▶ _Required action_
Find every line in the records below that holds the word "资产编码", and copy each one.

━━━━━ Recorded data

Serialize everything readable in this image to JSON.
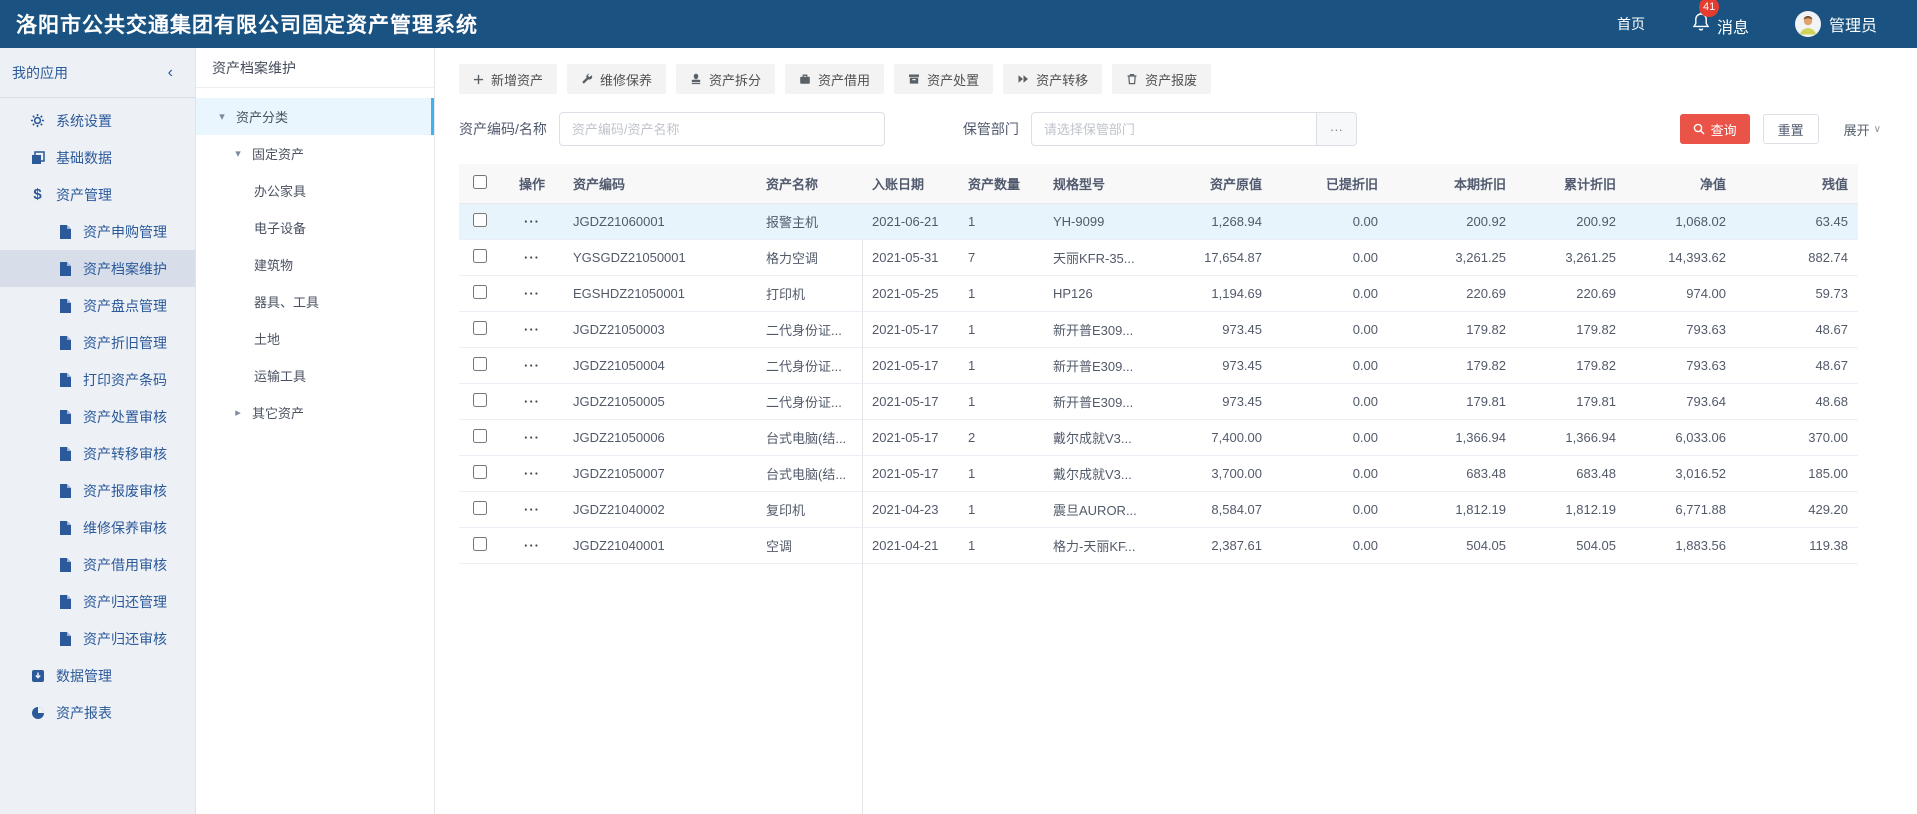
{
  "header": {
    "title": "洛阳市公共交通集团有限公司固定资产管理系统",
    "nav_home": "首页",
    "messages_label": "消息",
    "messages_count": "41",
    "user_label": "管理员"
  },
  "icons": {
    "caret_down": "▾",
    "caret_right": "▸",
    "collapse": "‹",
    "expand_caret": "∨",
    "plus": "+",
    "ellipsis": "···",
    "row_actions": "···"
  },
  "sidebar": {
    "header": "我的应用",
    "items": [
      {
        "label": "系统设置"
      },
      {
        "label": "基础数据"
      },
      {
        "label": "资产管理"
      },
      {
        "label": "资产申购管理"
      },
      {
        "label": "资产档案维护"
      },
      {
        "label": "资产盘点管理"
      },
      {
        "label": "资产折旧管理"
      },
      {
        "label": "打印资产条码"
      },
      {
        "label": "资产处置审核"
      },
      {
        "label": "资产转移审核"
      },
      {
        "label": "资产报废审核"
      },
      {
        "label": "维修保养审核"
      },
      {
        "label": "资产借用审核"
      },
      {
        "label": "资产归还管理"
      },
      {
        "label": "资产归还审核"
      },
      {
        "label": "数据管理"
      },
      {
        "label": "资产报表"
      }
    ]
  },
  "tree_panel": {
    "title": "资产档案维护",
    "nodes": [
      {
        "label": "资产分类"
      },
      {
        "label": "固定资产"
      },
      {
        "label": "办公家具"
      },
      {
        "label": "电子设备"
      },
      {
        "label": "建筑物"
      },
      {
        "label": "器具、工具"
      },
      {
        "label": "土地"
      },
      {
        "label": "运输工具"
      },
      {
        "label": "其它资产"
      }
    ]
  },
  "toolbar": {
    "buttons": [
      {
        "label": "新增资产"
      },
      {
        "label": "维修保养"
      },
      {
        "label": "资产拆分"
      },
      {
        "label": "资产借用"
      },
      {
        "label": "资产处置"
      },
      {
        "label": "资产转移"
      },
      {
        "label": "资产报废"
      }
    ]
  },
  "search": {
    "code_label": "资产编码/名称",
    "code_placeholder": "资产编码/资产名称",
    "dept_label": "保管部门",
    "dept_placeholder": "请选择保管部门",
    "query_button": "查询",
    "reset_button": "重置",
    "expand_label": "展开"
  },
  "table": {
    "columns": {
      "op": "操作",
      "code": "资产编码",
      "name": "资产名称",
      "date": "入账日期",
      "qty": "资产数量",
      "model": "规格型号",
      "orig": "资产原值",
      "provided": "已提折旧",
      "period": "本期折旧",
      "accum": "累计折旧",
      "net": "净值",
      "residual": "残值"
    },
    "rows": [
      {
        "code": "JGDZ21060001",
        "name": "报警主机",
        "date": "2021-06-21",
        "qty": "1",
        "model": "YH-9099",
        "orig": "1,268.94",
        "provided": "0.00",
        "period": "200.92",
        "accum": "200.92",
        "net": "1,068.02",
        "residual": "63.45"
      },
      {
        "code": "YGSGDZ21050001",
        "name": "格力空调",
        "date": "2021-05-31",
        "qty": "7",
        "model": "天丽KFR-35...",
        "orig": "17,654.87",
        "provided": "0.00",
        "period": "3,261.25",
        "accum": "3,261.25",
        "net": "14,393.62",
        "residual": "882.74"
      },
      {
        "code": "EGSHDZ21050001",
        "name": "打印机",
        "date": "2021-05-25",
        "qty": "1",
        "model": "HP126",
        "orig": "1,194.69",
        "provided": "0.00",
        "period": "220.69",
        "accum": "220.69",
        "net": "974.00",
        "residual": "59.73"
      },
      {
        "code": "JGDZ21050003",
        "name": "二代身份证...",
        "date": "2021-05-17",
        "qty": "1",
        "model": "新开普E309...",
        "orig": "973.45",
        "provided": "0.00",
        "period": "179.82",
        "accum": "179.82",
        "net": "793.63",
        "residual": "48.67"
      },
      {
        "code": "JGDZ21050004",
        "name": "二代身份证...",
        "date": "2021-05-17",
        "qty": "1",
        "model": "新开普E309...",
        "orig": "973.45",
        "provided": "0.00",
        "period": "179.82",
        "accum": "179.82",
        "net": "793.63",
        "residual": "48.67"
      },
      {
        "code": "JGDZ21050005",
        "name": "二代身份证...",
        "date": "2021-05-17",
        "qty": "1",
        "model": "新开普E309...",
        "orig": "973.45",
        "provided": "0.00",
        "period": "179.81",
        "accum": "179.81",
        "net": "793.64",
        "residual": "48.68"
      },
      {
        "code": "JGDZ21050006",
        "name": "台式电脑(结...",
        "date": "2021-05-17",
        "qty": "2",
        "model": "戴尔成就V3...",
        "orig": "7,400.00",
        "provided": "0.00",
        "period": "1,366.94",
        "accum": "1,366.94",
        "net": "6,033.06",
        "residual": "370.00"
      },
      {
        "code": "JGDZ21050007",
        "name": "台式电脑(结...",
        "date": "2021-05-17",
        "qty": "1",
        "model": "戴尔成就V3...",
        "orig": "3,700.00",
        "provided": "0.00",
        "period": "683.48",
        "accum": "683.48",
        "net": "3,016.52",
        "residual": "185.00"
      },
      {
        "code": "JGDZ21040002",
        "name": "复印机",
        "date": "2021-04-23",
        "qty": "1",
        "model": "震旦AUROR...",
        "orig": "8,584.07",
        "provided": "0.00",
        "period": "1,812.19",
        "accum": "1,812.19",
        "net": "6,771.88",
        "residual": "429.20"
      },
      {
        "code": "JGDZ21040001",
        "name": "空调",
        "date": "2021-04-21",
        "qty": "1",
        "model": "格力-天丽KF...",
        "orig": "2,387.61",
        "provided": "0.00",
        "period": "504.05",
        "accum": "504.05",
        "net": "1,883.56",
        "residual": "119.38"
      }
    ]
  },
  "colors": {
    "header_bg": "#1a5381",
    "badge_red": "#e63c2f",
    "query_red": "#ea5348",
    "sidebar_bg": "#edf1f6",
    "sidebar_active_bg": "#d7deea",
    "tree_active_bg": "#e9f6fd",
    "tree_active_bar": "#41b3ec",
    "row_selected_bg": "#e7f4fc",
    "table_header_bg": "#f8f8f9"
  }
}
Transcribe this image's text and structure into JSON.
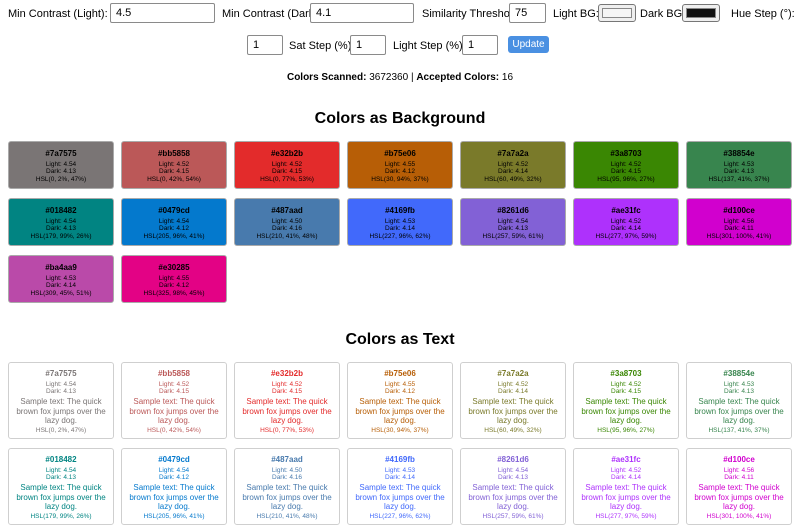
{
  "controls": {
    "min_contrast_light_label": "Min Contrast (Light):",
    "min_contrast_light_value": "4.5",
    "min_contrast_dark_label": "Min Contrast (Dark):",
    "min_contrast_dark_value": "4.1",
    "similarity_label": "Similarity Threshold:",
    "similarity_value": "75",
    "light_bg_label": "Light BG:",
    "light_bg_color": "#f5f5f5",
    "dark_bg_label": "Dark BG:",
    "dark_bg_color": "#111111",
    "hue_step_label": "Hue Step (°):",
    "hue_step_value": "1",
    "sat_step_label": "Sat Step (%):",
    "sat_step_value": "1",
    "light_step_label": "Light Step (%):",
    "light_step_value": "1",
    "update_label": "Update"
  },
  "stats": {
    "scanned_label": "Colors Scanned:",
    "scanned_value": "3672360",
    "separator": "|",
    "accepted_label": "Accepted Colors:",
    "accepted_value": "16"
  },
  "bg_section_title": "Colors as Background",
  "text_section_title": "Colors as Text",
  "sample_text": "Sample text: The quick brown fox jumps over the lazy dog.",
  "colors": [
    {
      "hex": "#7a7575",
      "light": "Light: 4.54",
      "dark": "Dark: 4.13",
      "hsl": "HSL(0, 2%, 47%)"
    },
    {
      "hex": "#bb5858",
      "light": "Light: 4.52",
      "dark": "Dark: 4.15",
      "hsl": "HSL(0, 42%, 54%)"
    },
    {
      "hex": "#e32b2b",
      "light": "Light: 4.52",
      "dark": "Dark: 4.15",
      "hsl": "HSL(0, 77%, 53%)"
    },
    {
      "hex": "#b75e06",
      "light": "Light: 4.55",
      "dark": "Dark: 4.12",
      "hsl": "HSL(30, 94%, 37%)"
    },
    {
      "hex": "#7a7a2a",
      "light": "Light: 4.52",
      "dark": "Dark: 4.14",
      "hsl": "HSL(60, 49%, 32%)"
    },
    {
      "hex": "#3a8703",
      "light": "Light: 4.52",
      "dark": "Dark: 4.15",
      "hsl": "HSL(95, 96%, 27%)"
    },
    {
      "hex": "#38854e",
      "light": "Light: 4.53",
      "dark": "Dark: 4.13",
      "hsl": "HSL(137, 41%, 37%)"
    },
    {
      "hex": "#018482",
      "light": "Light: 4.54",
      "dark": "Dark: 4.13",
      "hsl": "HSL(179, 99%, 26%)"
    },
    {
      "hex": "#0479cd",
      "light": "Light: 4.54",
      "dark": "Dark: 4.12",
      "hsl": "HSL(205, 96%, 41%)"
    },
    {
      "hex": "#487aad",
      "light": "Light: 4.50",
      "dark": "Dark: 4.16",
      "hsl": "HSL(210, 41%, 48%)"
    },
    {
      "hex": "#4169fb",
      "light": "Light: 4.53",
      "dark": "Dark: 4.14",
      "hsl": "HSL(227, 96%, 62%)"
    },
    {
      "hex": "#8261d6",
      "light": "Light: 4.54",
      "dark": "Dark: 4.13",
      "hsl": "HSL(257, 59%, 61%)"
    },
    {
      "hex": "#ae31fc",
      "light": "Light: 4.52",
      "dark": "Dark: 4.14",
      "hsl": "HSL(277, 97%, 59%)"
    },
    {
      "hex": "#d100ce",
      "light": "Light: 4.56",
      "dark": "Dark: 4.11",
      "hsl": "HSL(301, 100%, 41%)"
    },
    {
      "hex": "#ba4aa9",
      "light": "Light: 4.53",
      "dark": "Dark: 4.14",
      "hsl": "HSL(309, 45%, 51%)"
    },
    {
      "hex": "#e30285",
      "light": "Light: 4.55",
      "dark": "Dark: 4.12",
      "hsl": "HSL(325, 98%, 45%)"
    }
  ],
  "text_cards_visible": 14
}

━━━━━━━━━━

▶ _Answer section_
    "code_label": "资产编码/名称",
    "code_placeholder": "资产编码/资产名称",
      "code": "资产编码",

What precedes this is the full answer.